A walk around the lake Tjörnin was very nice in the sunshine.
On the way back to the ship we passed an open tourist shop, so I became a shopping tourist. A T-shirt and a small pin, and an item you'll see later in this travel memory.
At noon I met a pen pal and her husband, who spent some hours showing me more of the surroundings. From the coastal road we had wonderful sights towards Akranes and the peninsula with the Snaefellsjokull glacier far away.
(Not a panorama...)
Shark meat, a special delicacy for many Icelanders (according to a television documentary I saw earlier).
Even though the tide was low, we couldn't walk out to the lighthouse. The area was closed due to breeding birds, and there was information about a number of bird species.
The view towards Reykjavik from the presidents residence.
I was told that the church and some of these houses are among the eldest in Reykjavik, while others are newer but built in the style of the old ones. A pleasant and harmonic area.
After a visit to my friends home (thank you) I was driven to the National Museum of Iceland, a place I really wanted to visit. And, it was open. Unfortunately it was forbidden to take photos in the halls holding the interesting historic exhibition. I spent the time-journey between the years 800 and 1400 AD. A museum well worth visiting, and here too the employees were nice to talk to. In the shop I looked for a souvenir suitable for the few Icelandic coins I had, and bought a couple of replicas of Viking age ornaments. They had a touch of Viking age geography too, made in Britain for a Swedish company and sold to a Swede visiting Iceland.
Back on the ship I visited the cafeteria, from where I saw some of the new passengers arriving to the ship. Shortly after four o'clock they announced that the "Captains welcome" was moved to the following day, since so many of the newcomers arrived late. I wondered if we would be able to leave as scheduled...

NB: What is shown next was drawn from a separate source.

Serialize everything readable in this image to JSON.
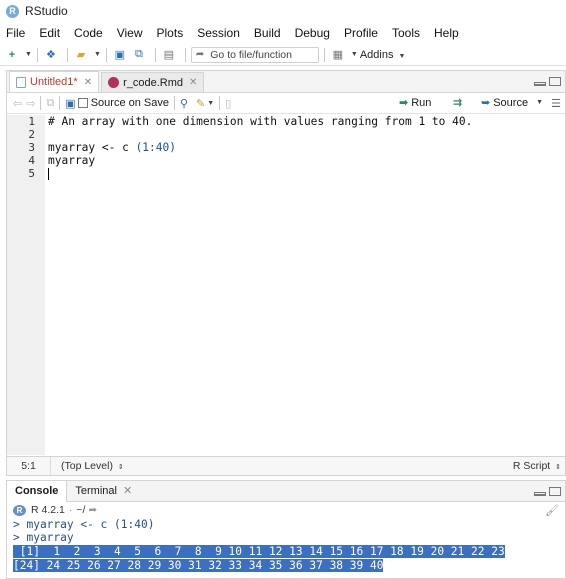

We left Reykjavik shortly after seven o'clock, and once again I enjoyed the scenery. This time more of the buildings were familiar to me.
Then we stopped, drifting on the calm sea. Why? I looked at the moon, but didn't get an explanation?
Walking around on deck 5 I discovered that one of the small boats was missing.
Apparently it had left in some kind of a hurry. Why? Did the officers want to stay in Reykjavik? Had they been kidnapped by pirates? By some remaining Vikings?
The moon ... No explanation.
A long ship passed on its way to an Icelandic harbour. As a landlubber I thought that it floated high, so I guessed it was empty. Fetching some of the exported fish products, maybe.
Then we began to move again, westwards.
Sunday evening fishing, or just enjoying a boat trip?
From out on the sea I wasn't sure about where the Snæfellsnes volcano and glacier were. The volcano where the descent began in Jules Verne's story "The Journey to the Centre of the Earth". There are many more places I'd like to visit on Iceland. Maybe sometime in the future...
Two versions of the same photo. I like them both...
Land further north.
A little past 10 o'clock in the evening.
The sun burnt a hole in the height, and sent beams that were reflected from houses on the Iceland that we were leaving.
Oh yes, I was once again captivated by the beauty of Mother Natures artworks.
Around a quarter past eleven the sun took cover behind the height, for a short rest before it was time for it to rise again - and to begin a new day on this side of the planet.
I've been lucky to have seen many wonderful sunsets, and a number of sunrises, and as I remember they have one of two effects on me. Mostly they speed up my thoughts, going through memories and dreams in high speed. Some times they seem to drain my brain, leaving me in a peaceful rest with my eyes just beholding the beauty. Those times are precious moments in my life.
Close to midnight I left for the cabin, with peace in mind.
2008-03-01. www.konditori100.se. Text/pictures: Arne Granfoss ©. Prod: AG Informice